van Zanden, Jan Luiten. “Early Modern Economic Growth: A Survey of the European Economy, 1500–1800.” In Early Modern Capitalism, edited by Prak, M., 69–87. London: Routledge, 2001.
van Zanden, Jan Luiten. “Common Workmen, Philosophers, and the Birth of the European Knowledge Economy: About the Price and the Production of Useful Knowledge in Europe 1350–1800.” Paper for the GEHN conference on Useful Knowledge, Leiden, September 2004; revised 12 October 2004.
van Zanden, Jan Luiten.“Una estimación del crecimiento económico en la Edad Moderna.” Investigaciones de Historia Económica 2, no. 1 (2005): 9–38
van Zanden, Jan Luiten. “Economic Growth in a Period of Political Fragmentation, 950–1300.” Seminar paper, Utrecht University, 2006.
Vaquero, Quintín Aldea, Martinez, Tomas Marín, and Gatell, José Vives, eds. Diccionario de historia eclesiastica de España. 4 vols. and suppl. 1. Madrid: CSIC Instituto Enrique Florez, 1972–1975.
Verhulst, A.“The Origins of Towns in the Low Countries and the Pirenne Thesis.” Past & Present 122 (1989): 3–36.
Verhulst, A.The Carolingian Economy. Cambridge: Cambridge University Press, 2002.
Wickham, Chris.“Debate: The ‘Feudal Revolution.’” Past & Present 155 (1997): 196–208.
Wooldridge, Jeffrey M.Econometric Analysis of Cross Section and Panel Data. Cambridge, MA: MIT Press, 2001.
Recommend this journal

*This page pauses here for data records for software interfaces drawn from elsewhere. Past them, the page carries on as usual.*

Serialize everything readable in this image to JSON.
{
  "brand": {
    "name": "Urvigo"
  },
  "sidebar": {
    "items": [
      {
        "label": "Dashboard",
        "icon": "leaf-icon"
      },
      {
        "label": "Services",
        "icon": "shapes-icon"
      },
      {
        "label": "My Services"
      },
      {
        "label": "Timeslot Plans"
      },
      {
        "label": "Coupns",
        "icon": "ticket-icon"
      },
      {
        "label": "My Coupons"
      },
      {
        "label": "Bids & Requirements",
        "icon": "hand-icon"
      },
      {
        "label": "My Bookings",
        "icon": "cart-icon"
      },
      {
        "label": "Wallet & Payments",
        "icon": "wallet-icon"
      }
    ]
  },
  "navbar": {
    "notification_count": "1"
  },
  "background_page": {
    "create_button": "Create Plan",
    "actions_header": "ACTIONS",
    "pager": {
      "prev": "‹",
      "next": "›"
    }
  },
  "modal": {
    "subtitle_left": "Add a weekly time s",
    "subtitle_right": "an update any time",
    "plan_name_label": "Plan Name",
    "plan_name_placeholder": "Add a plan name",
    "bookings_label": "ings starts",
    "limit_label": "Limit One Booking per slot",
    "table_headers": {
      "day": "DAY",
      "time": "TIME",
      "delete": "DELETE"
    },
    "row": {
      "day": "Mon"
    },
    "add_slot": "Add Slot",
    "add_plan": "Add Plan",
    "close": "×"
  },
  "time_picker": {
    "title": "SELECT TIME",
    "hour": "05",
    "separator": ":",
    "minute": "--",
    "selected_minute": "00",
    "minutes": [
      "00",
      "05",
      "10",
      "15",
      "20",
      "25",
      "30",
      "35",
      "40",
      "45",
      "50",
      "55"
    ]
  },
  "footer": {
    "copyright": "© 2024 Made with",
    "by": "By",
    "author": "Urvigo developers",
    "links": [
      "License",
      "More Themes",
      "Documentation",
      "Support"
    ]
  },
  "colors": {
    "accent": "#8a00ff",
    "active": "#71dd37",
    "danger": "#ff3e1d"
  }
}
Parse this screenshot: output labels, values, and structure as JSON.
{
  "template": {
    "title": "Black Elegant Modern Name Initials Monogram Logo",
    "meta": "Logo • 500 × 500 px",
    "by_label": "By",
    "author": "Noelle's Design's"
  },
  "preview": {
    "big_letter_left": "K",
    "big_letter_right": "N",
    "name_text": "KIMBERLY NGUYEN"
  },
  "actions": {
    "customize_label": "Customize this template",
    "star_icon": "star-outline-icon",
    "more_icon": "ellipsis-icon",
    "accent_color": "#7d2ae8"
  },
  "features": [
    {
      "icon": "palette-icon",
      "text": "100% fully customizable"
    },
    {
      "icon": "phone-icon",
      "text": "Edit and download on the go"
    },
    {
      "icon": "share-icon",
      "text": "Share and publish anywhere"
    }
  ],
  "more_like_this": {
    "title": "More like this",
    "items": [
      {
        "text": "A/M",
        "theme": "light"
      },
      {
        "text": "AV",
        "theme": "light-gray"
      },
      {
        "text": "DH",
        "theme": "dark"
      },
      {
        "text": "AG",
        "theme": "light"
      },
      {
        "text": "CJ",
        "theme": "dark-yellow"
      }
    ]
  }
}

Email your librarian or administrator to recommend adding this journal to your organisation's collection.

The Journal of Economic History
  • ISSN: 0022-0507
  • EISSN: 1471-6372
  • URL: /core/journals/journal-of-economic-history
Please enter your name
Please enter a valid email address
Who would you like to send this to? *
×

Metrics

Altmetric attention score